(Recorded data)

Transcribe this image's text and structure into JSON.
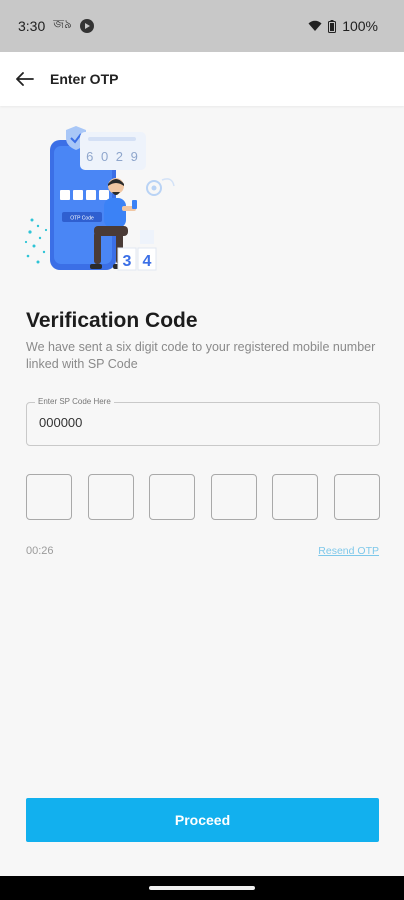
{
  "status_bar": {
    "time": "3:30",
    "left_glyph": "জ৯",
    "battery": "100%",
    "icons": [
      "play-icon",
      "wifi-icon",
      "battery-icon"
    ]
  },
  "app_bar": {
    "title": "Enter OTP",
    "back_icon": "arrow-left-icon"
  },
  "illustration": {
    "code_digits": "6 0 2 9",
    "screen_button": "OTP Code",
    "floor_digits": [
      "3",
      "4"
    ]
  },
  "main": {
    "heading": "Verification Code",
    "subtext": "We have sent a six digit code to your registered mobile number linked with SP Code",
    "sp_field": {
      "label": "Enter SP Code Here",
      "value": "000000"
    },
    "otp_boxes": [
      "",
      "",
      "",
      "",
      "",
      ""
    ],
    "timer": "00:26",
    "resend_label": "Resend OTP",
    "proceed_label": "Proceed"
  },
  "colors": {
    "accent": "#12b0ee",
    "resend": "#7ec8ea",
    "status_bar": "#c8c8c8",
    "illustration_blue": "#3b82f6"
  }
}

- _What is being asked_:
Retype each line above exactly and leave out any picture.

- _Solution to this problem_:
Transcribe this image's text and structure into JSON.
{
  "status_bar": {
    "time": "3:30",
    "left_glyph": "জ৯",
    "battery": "100%",
    "icons": [
      "play-icon",
      "wifi-icon",
      "battery-icon"
    ]
  },
  "app_bar": {
    "title": "Enter OTP",
    "back_icon": "arrow-left-icon"
  },
  "illustration": {
    "code_digits": "6 0 2 9",
    "screen_button": "OTP Code",
    "floor_digits": [
      "3",
      "4"
    ]
  },
  "main": {
    "heading": "Verification Code",
    "subtext": "We have sent a six digit code to your registered mobile number linked with SP Code",
    "sp_field": {
      "label": "Enter SP Code Here",
      "value": "000000"
    },
    "otp_boxes": [
      "",
      "",
      "",
      "",
      "",
      ""
    ],
    "timer": "00:26",
    "resend_label": "Resend OTP",
    "proceed_label": "Proceed"
  },
  "colors": {
    "accent": "#12b0ee",
    "resend": "#7ec8ea",
    "status_bar": "#c8c8c8",
    "illustration_blue": "#3b82f6"
  }
}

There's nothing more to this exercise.